§ **WHAT YOU NEED TO DO**
Among the entries below, find the lines with "content" and copy them.

§ **DATA SUPPLIED**
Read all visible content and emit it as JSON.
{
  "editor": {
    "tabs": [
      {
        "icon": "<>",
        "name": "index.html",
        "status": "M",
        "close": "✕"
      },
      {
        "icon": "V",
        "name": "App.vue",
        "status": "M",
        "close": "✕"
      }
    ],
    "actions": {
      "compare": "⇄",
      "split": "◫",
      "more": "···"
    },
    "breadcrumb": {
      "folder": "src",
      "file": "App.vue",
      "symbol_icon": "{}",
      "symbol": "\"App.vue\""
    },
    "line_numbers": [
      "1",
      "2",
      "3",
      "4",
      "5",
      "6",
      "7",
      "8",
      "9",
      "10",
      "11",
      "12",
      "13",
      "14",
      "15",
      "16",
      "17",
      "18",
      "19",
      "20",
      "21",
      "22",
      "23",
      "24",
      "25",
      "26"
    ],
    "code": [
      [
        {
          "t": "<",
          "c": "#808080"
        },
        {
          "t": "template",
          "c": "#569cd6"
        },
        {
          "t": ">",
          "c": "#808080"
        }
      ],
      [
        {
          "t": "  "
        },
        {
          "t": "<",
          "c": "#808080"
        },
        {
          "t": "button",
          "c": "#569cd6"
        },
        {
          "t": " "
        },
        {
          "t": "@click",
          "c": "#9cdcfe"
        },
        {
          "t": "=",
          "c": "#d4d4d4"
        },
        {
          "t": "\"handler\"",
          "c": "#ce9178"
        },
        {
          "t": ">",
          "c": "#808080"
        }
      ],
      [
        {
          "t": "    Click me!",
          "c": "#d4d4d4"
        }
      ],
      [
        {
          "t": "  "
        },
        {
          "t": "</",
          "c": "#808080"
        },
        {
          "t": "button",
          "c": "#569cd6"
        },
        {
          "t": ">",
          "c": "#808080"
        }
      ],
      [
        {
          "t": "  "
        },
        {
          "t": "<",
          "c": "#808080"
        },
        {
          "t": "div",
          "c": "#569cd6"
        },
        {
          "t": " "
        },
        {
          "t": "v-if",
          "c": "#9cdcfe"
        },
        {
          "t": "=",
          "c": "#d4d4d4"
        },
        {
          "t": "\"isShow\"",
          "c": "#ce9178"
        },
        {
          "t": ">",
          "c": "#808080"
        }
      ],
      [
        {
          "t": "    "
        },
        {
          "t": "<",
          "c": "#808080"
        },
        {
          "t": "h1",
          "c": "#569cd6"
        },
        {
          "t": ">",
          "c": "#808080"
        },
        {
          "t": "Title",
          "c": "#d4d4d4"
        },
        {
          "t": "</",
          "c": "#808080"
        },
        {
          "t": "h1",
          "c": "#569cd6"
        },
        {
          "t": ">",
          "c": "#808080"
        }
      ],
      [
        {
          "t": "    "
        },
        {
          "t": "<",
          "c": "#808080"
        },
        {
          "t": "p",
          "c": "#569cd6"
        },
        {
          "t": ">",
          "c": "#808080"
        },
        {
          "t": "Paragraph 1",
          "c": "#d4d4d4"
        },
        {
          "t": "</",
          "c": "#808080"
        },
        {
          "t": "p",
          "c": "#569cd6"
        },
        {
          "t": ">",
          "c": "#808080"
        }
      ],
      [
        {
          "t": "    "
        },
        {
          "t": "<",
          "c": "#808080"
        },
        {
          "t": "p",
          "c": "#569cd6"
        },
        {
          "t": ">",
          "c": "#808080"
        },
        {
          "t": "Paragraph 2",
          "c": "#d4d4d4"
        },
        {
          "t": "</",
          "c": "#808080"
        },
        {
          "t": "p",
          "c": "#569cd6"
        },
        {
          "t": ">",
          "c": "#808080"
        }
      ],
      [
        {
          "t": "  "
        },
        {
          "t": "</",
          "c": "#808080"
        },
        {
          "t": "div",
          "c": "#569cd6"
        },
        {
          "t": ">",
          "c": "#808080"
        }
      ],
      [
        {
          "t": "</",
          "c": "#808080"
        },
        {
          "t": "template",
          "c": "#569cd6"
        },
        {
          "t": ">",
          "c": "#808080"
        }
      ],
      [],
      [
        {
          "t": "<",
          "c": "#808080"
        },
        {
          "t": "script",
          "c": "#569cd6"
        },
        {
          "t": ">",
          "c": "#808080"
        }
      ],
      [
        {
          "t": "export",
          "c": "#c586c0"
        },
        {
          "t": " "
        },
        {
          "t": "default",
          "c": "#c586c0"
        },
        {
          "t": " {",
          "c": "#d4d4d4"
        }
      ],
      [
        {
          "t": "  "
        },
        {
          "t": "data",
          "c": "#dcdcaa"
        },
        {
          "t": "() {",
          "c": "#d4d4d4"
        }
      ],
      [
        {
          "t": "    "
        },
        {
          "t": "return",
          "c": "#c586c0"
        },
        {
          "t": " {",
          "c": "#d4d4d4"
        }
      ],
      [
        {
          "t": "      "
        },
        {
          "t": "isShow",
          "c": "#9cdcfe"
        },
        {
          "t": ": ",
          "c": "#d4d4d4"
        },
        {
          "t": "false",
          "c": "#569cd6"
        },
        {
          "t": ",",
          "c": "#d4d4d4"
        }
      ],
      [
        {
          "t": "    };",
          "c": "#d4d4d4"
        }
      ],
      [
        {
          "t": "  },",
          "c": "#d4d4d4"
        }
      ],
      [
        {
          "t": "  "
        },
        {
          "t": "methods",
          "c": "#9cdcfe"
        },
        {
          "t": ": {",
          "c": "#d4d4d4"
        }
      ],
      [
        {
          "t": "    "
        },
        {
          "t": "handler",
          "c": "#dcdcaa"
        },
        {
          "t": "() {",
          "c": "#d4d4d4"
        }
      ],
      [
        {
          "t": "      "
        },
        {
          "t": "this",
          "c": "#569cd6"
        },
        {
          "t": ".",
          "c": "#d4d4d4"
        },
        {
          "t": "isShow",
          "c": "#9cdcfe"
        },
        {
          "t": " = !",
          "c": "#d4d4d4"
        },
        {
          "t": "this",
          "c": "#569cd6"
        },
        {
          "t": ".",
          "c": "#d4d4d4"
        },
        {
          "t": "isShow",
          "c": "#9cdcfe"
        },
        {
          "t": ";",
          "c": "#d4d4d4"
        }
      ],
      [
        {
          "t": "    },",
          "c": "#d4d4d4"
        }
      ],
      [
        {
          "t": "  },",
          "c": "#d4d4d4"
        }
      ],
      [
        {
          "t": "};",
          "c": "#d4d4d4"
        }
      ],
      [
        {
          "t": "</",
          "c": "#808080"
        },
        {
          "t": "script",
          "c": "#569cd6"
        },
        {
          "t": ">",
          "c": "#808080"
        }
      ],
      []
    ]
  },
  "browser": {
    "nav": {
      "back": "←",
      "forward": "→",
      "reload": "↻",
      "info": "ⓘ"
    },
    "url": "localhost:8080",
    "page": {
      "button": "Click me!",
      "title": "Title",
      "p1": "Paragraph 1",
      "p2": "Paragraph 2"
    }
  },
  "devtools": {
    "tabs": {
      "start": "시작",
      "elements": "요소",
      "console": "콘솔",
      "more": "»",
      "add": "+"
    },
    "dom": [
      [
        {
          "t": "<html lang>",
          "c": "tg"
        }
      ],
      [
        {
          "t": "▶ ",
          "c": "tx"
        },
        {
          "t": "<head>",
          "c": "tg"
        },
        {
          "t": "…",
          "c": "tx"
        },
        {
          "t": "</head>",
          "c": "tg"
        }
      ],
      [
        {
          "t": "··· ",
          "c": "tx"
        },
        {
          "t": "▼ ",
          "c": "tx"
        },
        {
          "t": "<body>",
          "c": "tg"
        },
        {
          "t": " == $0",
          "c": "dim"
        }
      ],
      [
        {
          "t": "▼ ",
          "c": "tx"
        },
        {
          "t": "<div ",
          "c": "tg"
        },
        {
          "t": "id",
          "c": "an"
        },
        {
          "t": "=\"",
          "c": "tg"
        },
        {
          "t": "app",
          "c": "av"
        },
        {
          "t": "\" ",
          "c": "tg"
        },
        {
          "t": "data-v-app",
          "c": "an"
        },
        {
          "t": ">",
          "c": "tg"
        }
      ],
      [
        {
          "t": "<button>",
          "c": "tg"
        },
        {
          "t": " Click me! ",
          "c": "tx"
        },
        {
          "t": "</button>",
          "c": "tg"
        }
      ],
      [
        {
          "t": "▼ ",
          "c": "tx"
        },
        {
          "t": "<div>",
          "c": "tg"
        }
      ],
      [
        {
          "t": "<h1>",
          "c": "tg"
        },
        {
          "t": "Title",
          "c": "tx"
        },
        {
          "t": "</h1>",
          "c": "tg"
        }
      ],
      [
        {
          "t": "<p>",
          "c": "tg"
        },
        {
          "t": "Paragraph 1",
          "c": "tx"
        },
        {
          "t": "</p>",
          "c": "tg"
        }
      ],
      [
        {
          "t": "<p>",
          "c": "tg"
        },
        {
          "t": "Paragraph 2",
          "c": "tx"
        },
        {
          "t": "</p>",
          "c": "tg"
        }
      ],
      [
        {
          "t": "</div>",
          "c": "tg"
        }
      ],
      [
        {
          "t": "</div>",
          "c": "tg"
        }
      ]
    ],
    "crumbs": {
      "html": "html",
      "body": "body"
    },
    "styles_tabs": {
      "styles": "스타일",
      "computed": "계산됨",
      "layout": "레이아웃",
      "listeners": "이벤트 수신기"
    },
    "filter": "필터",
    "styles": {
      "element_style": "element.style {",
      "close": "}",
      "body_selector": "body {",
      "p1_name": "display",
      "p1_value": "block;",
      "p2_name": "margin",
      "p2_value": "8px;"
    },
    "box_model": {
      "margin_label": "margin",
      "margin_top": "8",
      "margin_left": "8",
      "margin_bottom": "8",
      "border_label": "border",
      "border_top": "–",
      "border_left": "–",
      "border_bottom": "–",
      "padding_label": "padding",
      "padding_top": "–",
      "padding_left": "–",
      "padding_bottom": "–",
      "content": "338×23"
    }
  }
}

§ **COMPLETED TASK**
Read all visible content and emit it as JSON.
      "content": "338×23"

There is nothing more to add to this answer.